**Brief**
The output is to match the entries below character for character.

====== Recorded information

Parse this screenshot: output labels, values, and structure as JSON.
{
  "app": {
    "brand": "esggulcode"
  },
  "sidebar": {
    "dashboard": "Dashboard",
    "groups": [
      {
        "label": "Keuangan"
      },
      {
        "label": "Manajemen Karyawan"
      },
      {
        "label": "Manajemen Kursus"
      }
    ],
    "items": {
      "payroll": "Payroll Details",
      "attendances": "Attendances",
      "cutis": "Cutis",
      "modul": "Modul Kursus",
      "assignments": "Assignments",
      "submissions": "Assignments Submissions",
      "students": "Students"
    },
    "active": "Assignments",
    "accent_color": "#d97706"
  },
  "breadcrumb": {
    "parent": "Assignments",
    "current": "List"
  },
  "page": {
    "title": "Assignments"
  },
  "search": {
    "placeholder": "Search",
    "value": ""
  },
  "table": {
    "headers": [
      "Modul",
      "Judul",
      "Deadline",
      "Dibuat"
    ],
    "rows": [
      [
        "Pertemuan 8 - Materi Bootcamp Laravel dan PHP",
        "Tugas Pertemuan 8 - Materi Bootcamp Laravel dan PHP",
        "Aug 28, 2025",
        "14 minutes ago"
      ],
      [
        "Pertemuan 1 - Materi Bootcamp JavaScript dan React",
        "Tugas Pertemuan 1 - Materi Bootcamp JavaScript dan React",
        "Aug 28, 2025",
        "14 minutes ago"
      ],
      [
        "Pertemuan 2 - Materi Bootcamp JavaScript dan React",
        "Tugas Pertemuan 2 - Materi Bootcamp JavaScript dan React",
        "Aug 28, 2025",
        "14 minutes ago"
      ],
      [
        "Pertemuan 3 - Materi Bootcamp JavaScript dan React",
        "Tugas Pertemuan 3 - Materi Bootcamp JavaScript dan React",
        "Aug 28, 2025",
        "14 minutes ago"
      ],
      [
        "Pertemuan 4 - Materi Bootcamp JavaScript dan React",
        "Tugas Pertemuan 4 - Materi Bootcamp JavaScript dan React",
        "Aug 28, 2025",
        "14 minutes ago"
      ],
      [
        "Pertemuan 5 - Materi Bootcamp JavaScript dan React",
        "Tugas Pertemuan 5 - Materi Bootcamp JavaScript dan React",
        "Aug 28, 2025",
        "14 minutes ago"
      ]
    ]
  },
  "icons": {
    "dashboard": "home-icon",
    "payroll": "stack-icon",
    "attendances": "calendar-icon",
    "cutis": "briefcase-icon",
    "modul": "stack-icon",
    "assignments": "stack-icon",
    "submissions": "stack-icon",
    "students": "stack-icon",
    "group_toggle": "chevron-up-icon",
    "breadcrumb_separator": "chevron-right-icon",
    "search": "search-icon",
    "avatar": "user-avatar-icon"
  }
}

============

**Reply to the exercise**
Parse this screenshot: output labels, values, and structure as JSON.
{
  "app": {
    "brand": "esggulcode"
  },
  "sidebar": {
    "dashboard": "Dashboard",
    "groups": [
      {
        "label": "Keuangan"
      },
      {
        "label": "Manajemen Karyawan"
      },
      {
        "label": "Manajemen Kursus"
      }
    ],
    "items": {
      "payroll": "Payroll Details",
      "attendances": "Attendances",
      "cutis": "Cutis",
      "modul": "Modul Kursus",
      "assignments": "Assignments",
      "submissions": "Assignments Submissions",
      "students": "Students"
    },
    "active": "Assignments",
    "accent_color": "#d97706"
  },
  "breadcrumb": {
    "parent": "Assignments",
    "current": "List"
  },
  "page": {
    "title": "Assignments"
  },
  "search": {
    "placeholder": "Search",
    "value": ""
  },
  "table": {
    "headers": [
      "Modul",
      "Judul",
      "Deadline",
      "Dibuat"
    ],
    "rows": [
      [
        "Pertemuan 8 - Materi Bootcamp Laravel dan PHP",
        "Tugas Pertemuan 8 - Materi Bootcamp Laravel dan PHP",
        "Aug 28, 2025",
        "14 minutes ago"
      ],
      [
        "Pertemuan 1 - Materi Bootcamp JavaScript dan React",
        "Tugas Pertemuan 1 - Materi Bootcamp JavaScript dan React",
        "Aug 28, 2025",
        "14 minutes ago"
      ],
      [
        "Pertemuan 2 - Materi Bootcamp JavaScript dan React",
        "Tugas Pertemuan 2 - Materi Bootcamp JavaScript dan React",
        "Aug 28, 2025",
        "14 minutes ago"
      ],
      [
        "Pertemuan 3 - Materi Bootcamp JavaScript dan React",
        "Tugas Pertemuan 3 - Materi Bootcamp JavaScript dan React",
        "Aug 28, 2025",
        "14 minutes ago"
      ],
      [
        "Pertemuan 4 - Materi Bootcamp JavaScript dan React",
        "Tugas Pertemuan 4 - Materi Bootcamp JavaScript dan React",
        "Aug 28, 2025",
        "14 minutes ago"
      ],
      [
        "Pertemuan 5 - Materi Bootcamp JavaScript dan React",
        "Tugas Pertemuan 5 - Materi Bootcamp JavaScript dan React",
        "Aug 28, 2025",
        "14 minutes ago"
      ]
    ]
  },
  "icons": {
    "dashboard": "home-icon",
    "payroll": "stack-icon",
    "attendances": "calendar-icon",
    "cutis": "briefcase-icon",
    "modul": "stack-icon",
    "assignments": "stack-icon",
    "submissions": "stack-icon",
    "students": "stack-icon",
    "group_toggle": "chevron-up-icon",
    "breadcrumb_separator": "chevron-right-icon",
    "search": "search-icon",
    "avatar": "user-avatar-icon"
  }
}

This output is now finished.